We see you on multiple collaborations in the last few years. How do you choose your partners?
At AMBUSH, we have always embraced new visions. But we only accept collaborations where we can learn something new. This is indeed my first collaboration with a champagne House. Although champagne is a completely new world for me, I was curious to learn about Moët & Chandon and its champagne-making heritage.
What made this collaboration with a 278-year old French Maison so meaningful, was that it was based on a mutual respect and the desire to tell a compelling story. That is what makes any collaboration genuine. And on top of it, it supports a noble cause. It cannot be just about marketing because today’s consumers are savvy. We have tried to create a new synergy which is a great way to communicate shared values.
With this Moët & Chandon collaboration, we try to connect with consumers who are receptive to a new sensibility of the world of luxury, which rests on values of diversity, inclusivity, craftsmanship and sustainability.
What was the creative process like?
It all started with a trip to Epernay, a little village in the Champagne region, home of Moët & Chandon. It was an eye-opening visit. Walking through the vineyards, I felt a close connection with the nature and I was impressed by how this French House managed to preserve for almost 3 centuries a unique tradition of champagne-making and continues to pass on that know-how for the future. I’ve discovered the people’s devotion and their commitment to this art of champagne!
This experience deeply inspired me and when I went back to my studio to work on the design, I found that the most challenging part was keeping the tradition and the most iconic codes of the Moët Impérial and Nectar Impérial Rosé bottles. But I was given carte blanche by Moët & Chandon, and I believe I create a striking design that is sharp, uncluttered…and very contemporary.
As a brand with a youthful spirit and experimental energy, how did you marry that sensibility with a storied heritage brand like Moët & Chandon?

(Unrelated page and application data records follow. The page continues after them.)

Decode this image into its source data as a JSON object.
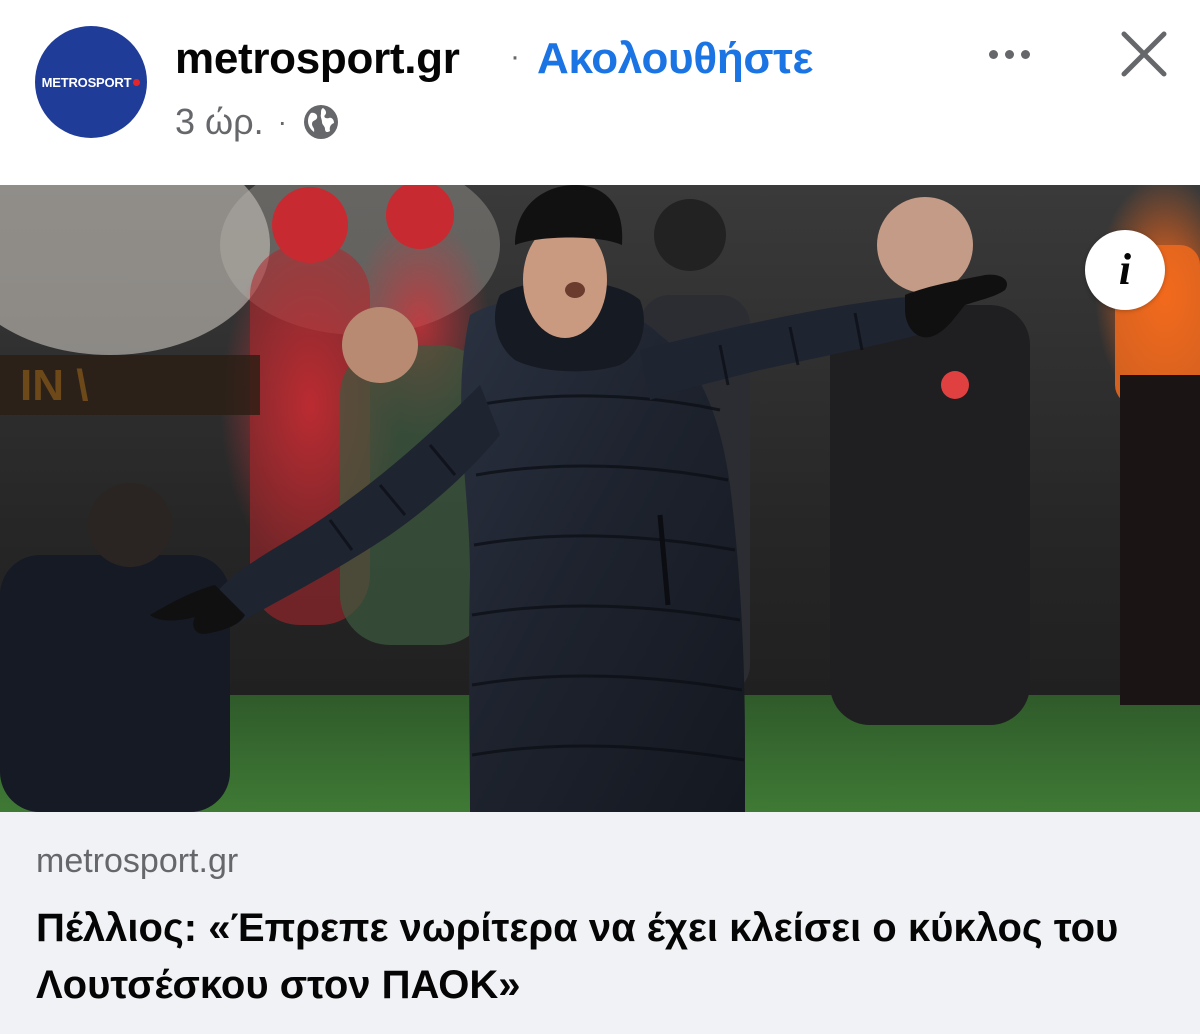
{
  "header": {
    "avatar_text": "METROSPORT",
    "page_name": "metrosport.gr",
    "separator": "·",
    "follow_label": "Ακολουθήστε",
    "timestamp": "3 ώρ.",
    "meta_separator": "·",
    "privacy_icon": "globe-icon",
    "more_icon": "more-options-icon",
    "close_icon": "close-icon"
  },
  "image": {
    "info_icon": "info-icon",
    "info_glyph": "i"
  },
  "link_preview": {
    "domain": "metrosport.gr",
    "title": "Πέλλιος: «Έπρεπε νωρίτερα να έχει κλείσει ο κύκλος του Λουτσέσκου στον ΠΑΟΚ»"
  },
  "colors": {
    "brand_blue": "#1f3c99",
    "follow_blue": "#1b74e4",
    "secondary_text": "#65676b",
    "preview_bg": "#f0f2f5"
  }
}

For me, this collaboration with Moët & Chandon was about bringing out the essence of this iconic champagne through my contemporary creative lens. Modernity, simplicity and stark contrasts guided my creative vision, and I injected the minimalist aesthetics of AMBUSH into the design of this capsule collection.
I also think that it was quite a “rule-breaking” move for such a prestigious French Maison to associate its name with a modern creative. Offering me such an incredible global platform was daring and pioneering of them, and it was my responsibility to express my philosophy in a genuine way.

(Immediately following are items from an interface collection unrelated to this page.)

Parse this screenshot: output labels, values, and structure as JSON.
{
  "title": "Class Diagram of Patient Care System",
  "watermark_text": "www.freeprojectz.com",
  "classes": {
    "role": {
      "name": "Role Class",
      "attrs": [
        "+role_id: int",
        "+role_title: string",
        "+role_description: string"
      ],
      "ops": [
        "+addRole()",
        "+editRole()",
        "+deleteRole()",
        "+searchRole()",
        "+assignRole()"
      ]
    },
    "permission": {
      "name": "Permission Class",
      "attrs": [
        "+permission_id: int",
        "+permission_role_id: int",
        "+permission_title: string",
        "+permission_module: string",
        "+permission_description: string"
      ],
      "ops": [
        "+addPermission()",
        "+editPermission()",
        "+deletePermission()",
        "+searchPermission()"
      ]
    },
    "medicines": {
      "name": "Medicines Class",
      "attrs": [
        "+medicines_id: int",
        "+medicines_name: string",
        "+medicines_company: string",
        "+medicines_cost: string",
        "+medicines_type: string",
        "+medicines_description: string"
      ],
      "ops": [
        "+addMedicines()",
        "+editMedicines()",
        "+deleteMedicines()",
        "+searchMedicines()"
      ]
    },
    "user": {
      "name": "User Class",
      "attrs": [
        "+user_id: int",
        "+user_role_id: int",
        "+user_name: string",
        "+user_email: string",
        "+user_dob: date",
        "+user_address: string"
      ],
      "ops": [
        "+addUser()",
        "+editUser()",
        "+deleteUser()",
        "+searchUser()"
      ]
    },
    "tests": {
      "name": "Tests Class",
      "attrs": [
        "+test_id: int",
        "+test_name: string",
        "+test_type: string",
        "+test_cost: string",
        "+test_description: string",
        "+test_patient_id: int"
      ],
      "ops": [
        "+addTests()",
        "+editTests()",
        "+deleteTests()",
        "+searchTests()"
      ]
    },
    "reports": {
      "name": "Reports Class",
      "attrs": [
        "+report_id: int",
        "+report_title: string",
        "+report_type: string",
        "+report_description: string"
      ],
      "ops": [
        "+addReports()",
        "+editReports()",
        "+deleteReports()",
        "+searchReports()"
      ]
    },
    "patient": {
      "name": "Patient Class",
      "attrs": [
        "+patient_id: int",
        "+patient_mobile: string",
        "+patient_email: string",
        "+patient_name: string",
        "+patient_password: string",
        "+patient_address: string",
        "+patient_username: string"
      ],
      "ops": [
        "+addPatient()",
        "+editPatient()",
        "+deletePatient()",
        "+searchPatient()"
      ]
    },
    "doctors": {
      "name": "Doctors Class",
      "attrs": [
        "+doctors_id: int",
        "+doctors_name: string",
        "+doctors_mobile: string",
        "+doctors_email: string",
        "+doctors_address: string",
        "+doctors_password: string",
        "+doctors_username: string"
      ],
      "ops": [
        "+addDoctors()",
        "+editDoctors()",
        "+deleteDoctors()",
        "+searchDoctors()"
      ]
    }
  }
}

What are your fondest memories of Moët & Chandon? Any parties or occasions that come to mind?
My first memory of sipping Moët & Chandon was with my friends, right after college. We had just gotten our first jobs and we felt like it was the right moment to pop champagne and celebrate.
What considerations went in to the package, label, and bottle design?
In my design, I wanted to conserve some of the truly iconic codes of the bottle, like the tie, but I also played with elements like color and label to make an impact. I drastically changed the color of the bottle neck from golden to black and I contrasted it with a new all-white embossed label, to produce an eye-catching design that suggests a blank slate, like a window onto a future’ filled with possibilities for those who dare step forward. It was a strong and impactful move because it allowed me to achieve the clean modernity of stark contrasts, which is at the heart of my designs for AMBUSH.
What is next for you in 2021 and beyond?
Keep growing as a creator, keep pursuing dreams, and I can’t wait to start travelling again to appreciate the beauty of Earth.